#### Exercise brief
Every line that holds the word "JSON" needs to be copied from the data below.

Entries from a dataset of interfaces:
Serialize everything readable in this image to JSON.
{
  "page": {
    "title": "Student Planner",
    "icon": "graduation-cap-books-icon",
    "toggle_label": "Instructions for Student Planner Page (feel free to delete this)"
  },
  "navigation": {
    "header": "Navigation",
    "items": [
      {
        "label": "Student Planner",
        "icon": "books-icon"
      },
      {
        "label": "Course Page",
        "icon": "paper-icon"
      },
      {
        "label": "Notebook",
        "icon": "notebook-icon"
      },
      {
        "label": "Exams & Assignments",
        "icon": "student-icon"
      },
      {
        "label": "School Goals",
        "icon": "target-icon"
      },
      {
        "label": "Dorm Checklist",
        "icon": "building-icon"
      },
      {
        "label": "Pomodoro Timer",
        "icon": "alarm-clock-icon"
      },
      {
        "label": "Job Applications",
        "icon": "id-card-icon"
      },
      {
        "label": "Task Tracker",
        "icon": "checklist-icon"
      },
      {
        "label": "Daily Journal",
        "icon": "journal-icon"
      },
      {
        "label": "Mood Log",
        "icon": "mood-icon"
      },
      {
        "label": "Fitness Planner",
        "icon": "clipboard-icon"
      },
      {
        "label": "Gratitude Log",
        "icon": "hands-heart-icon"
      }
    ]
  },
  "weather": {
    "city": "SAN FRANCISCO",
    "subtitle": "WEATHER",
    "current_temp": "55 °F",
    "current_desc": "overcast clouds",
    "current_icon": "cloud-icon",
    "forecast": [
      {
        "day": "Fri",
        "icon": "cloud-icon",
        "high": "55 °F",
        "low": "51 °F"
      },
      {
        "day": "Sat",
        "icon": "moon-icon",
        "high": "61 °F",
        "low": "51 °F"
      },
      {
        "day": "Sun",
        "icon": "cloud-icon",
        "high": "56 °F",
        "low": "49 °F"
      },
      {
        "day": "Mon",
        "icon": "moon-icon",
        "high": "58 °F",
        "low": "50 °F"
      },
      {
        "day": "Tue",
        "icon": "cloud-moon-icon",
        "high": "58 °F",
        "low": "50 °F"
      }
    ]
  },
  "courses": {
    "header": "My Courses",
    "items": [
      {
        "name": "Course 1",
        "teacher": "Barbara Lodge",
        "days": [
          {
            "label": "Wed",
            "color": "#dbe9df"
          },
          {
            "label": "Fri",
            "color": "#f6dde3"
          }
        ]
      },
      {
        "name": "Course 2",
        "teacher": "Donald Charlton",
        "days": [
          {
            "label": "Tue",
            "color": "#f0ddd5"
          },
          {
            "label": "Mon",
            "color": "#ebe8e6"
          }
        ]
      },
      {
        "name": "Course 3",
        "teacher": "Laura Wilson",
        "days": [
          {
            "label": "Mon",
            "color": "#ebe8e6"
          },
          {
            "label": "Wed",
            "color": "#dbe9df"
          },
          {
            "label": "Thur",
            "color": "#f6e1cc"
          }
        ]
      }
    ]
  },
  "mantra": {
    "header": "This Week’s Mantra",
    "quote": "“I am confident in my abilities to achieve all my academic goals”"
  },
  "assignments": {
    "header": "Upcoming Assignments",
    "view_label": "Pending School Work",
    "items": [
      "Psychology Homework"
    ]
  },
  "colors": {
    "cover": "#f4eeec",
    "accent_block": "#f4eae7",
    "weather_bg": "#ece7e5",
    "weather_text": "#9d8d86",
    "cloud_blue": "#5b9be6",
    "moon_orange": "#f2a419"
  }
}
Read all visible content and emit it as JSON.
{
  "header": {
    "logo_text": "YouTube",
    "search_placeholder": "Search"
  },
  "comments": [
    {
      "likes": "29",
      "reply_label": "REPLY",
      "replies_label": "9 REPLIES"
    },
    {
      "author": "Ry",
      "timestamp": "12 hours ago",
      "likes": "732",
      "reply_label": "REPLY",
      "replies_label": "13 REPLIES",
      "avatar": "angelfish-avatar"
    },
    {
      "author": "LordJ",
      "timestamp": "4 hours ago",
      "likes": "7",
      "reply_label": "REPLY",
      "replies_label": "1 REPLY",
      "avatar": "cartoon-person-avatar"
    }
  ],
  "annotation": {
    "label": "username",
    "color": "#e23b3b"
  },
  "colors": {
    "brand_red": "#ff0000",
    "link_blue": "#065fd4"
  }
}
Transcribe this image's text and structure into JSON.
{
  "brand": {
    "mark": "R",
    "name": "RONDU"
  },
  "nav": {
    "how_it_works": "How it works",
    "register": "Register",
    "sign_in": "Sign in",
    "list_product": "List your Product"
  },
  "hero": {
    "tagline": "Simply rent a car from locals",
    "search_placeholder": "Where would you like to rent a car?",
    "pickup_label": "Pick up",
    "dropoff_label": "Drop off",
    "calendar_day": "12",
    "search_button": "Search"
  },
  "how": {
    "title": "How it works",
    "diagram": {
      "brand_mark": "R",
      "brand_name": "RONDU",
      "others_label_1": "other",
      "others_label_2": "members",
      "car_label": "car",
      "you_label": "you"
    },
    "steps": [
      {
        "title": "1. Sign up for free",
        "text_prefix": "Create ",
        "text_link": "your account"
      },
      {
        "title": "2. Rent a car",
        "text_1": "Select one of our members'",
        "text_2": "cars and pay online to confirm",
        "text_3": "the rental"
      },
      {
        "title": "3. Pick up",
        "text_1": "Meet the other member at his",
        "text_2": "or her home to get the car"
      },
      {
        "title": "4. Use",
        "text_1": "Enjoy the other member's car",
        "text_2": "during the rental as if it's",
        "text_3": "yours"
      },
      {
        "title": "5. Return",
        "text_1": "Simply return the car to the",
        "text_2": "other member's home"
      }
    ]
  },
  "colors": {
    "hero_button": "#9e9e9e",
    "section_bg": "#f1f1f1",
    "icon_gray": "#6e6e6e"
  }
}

#### Task output
Serialize everything readable in this image to JSON.
Read all visible content and emit it as JSON.
Transcribe this image's text and structure into JSON.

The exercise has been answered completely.